* _Dataset records_
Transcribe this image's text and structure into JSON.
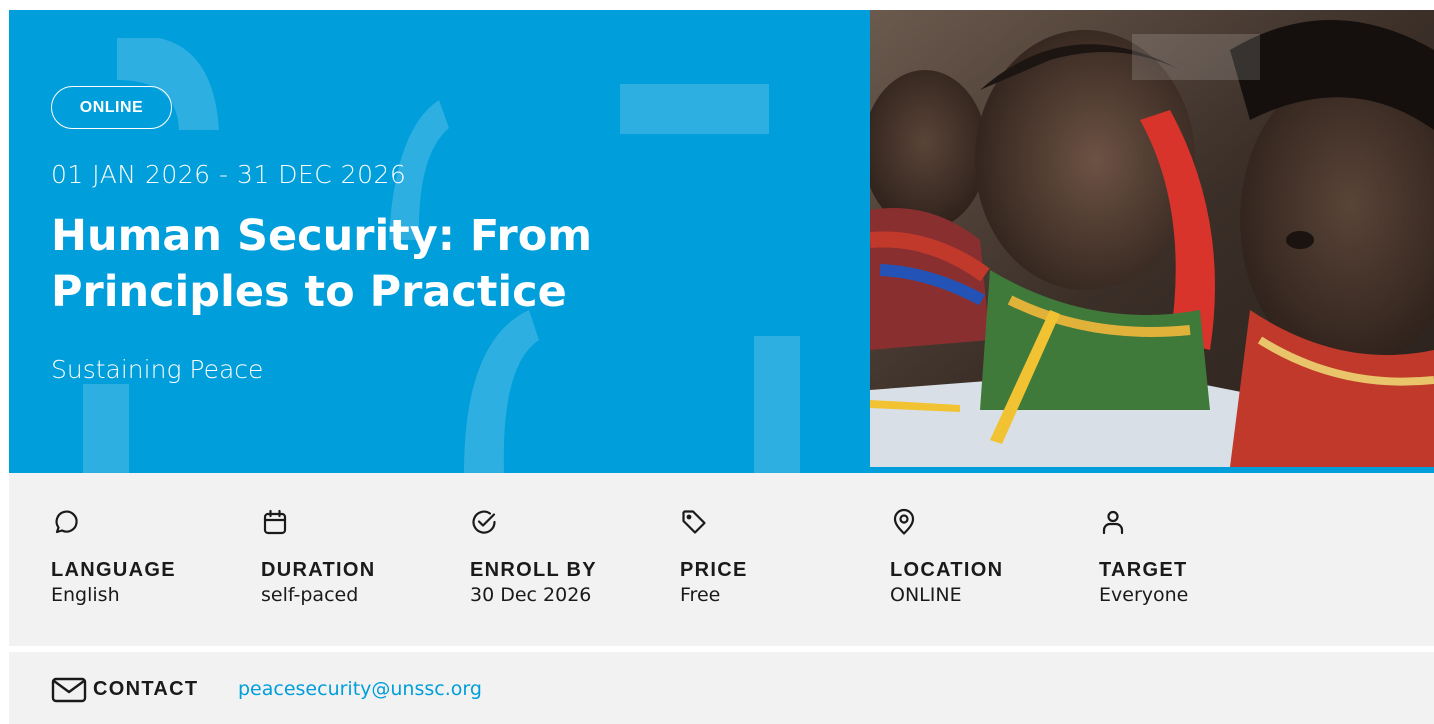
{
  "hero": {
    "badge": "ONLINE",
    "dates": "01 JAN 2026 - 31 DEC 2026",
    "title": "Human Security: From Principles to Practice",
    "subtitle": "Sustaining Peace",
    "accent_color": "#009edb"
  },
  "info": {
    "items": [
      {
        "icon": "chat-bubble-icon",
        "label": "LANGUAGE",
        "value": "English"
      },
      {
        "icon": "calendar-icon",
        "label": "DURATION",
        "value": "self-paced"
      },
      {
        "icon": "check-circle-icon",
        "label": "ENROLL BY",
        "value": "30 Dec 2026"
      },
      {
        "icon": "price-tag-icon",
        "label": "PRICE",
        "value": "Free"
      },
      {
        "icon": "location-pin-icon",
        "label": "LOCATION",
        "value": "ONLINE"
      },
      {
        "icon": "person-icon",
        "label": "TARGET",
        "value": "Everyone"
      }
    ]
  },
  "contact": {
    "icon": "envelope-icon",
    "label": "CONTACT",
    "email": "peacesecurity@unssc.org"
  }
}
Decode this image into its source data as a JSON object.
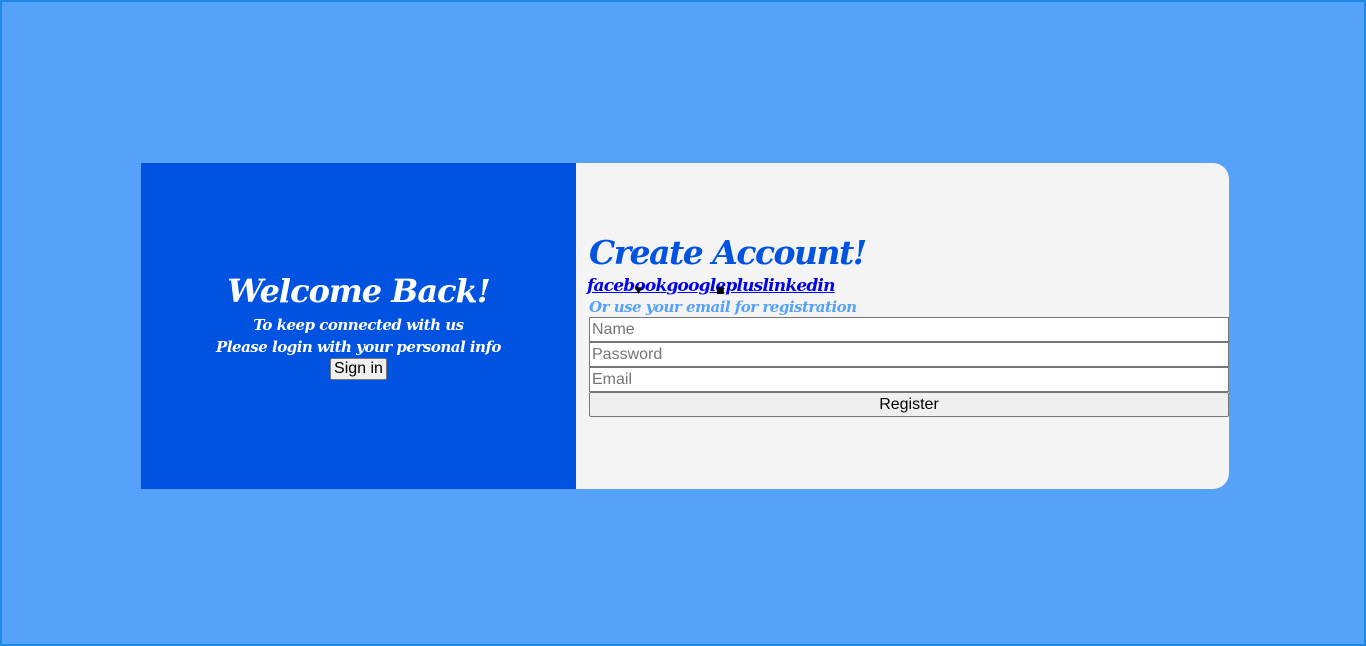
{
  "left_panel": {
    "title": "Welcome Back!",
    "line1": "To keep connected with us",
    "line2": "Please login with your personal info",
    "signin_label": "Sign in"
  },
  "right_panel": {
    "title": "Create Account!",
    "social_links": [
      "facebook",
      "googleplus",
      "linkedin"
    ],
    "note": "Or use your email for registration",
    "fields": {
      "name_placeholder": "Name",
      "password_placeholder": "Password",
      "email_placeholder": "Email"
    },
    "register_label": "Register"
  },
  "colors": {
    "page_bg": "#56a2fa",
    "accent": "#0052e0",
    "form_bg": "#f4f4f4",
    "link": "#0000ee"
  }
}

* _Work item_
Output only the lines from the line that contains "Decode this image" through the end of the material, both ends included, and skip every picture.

* _Response to the task_
Decode this image into its source data as a JSON object.
{
  "left_panel": {
    "title": "Welcome Back!",
    "line1": "To keep connected with us",
    "line2": "Please login with your personal info",
    "signin_label": "Sign in"
  },
  "right_panel": {
    "title": "Create Account!",
    "social_links": [
      "facebook",
      "googleplus",
      "linkedin"
    ],
    "note": "Or use your email for registration",
    "fields": {
      "name_placeholder": "Name",
      "password_placeholder": "Password",
      "email_placeholder": "Email"
    },
    "register_label": "Register"
  },
  "colors": {
    "page_bg": "#56a2fa",
    "accent": "#0052e0",
    "form_bg": "#f4f4f4",
    "link": "#0000ee"
  }
}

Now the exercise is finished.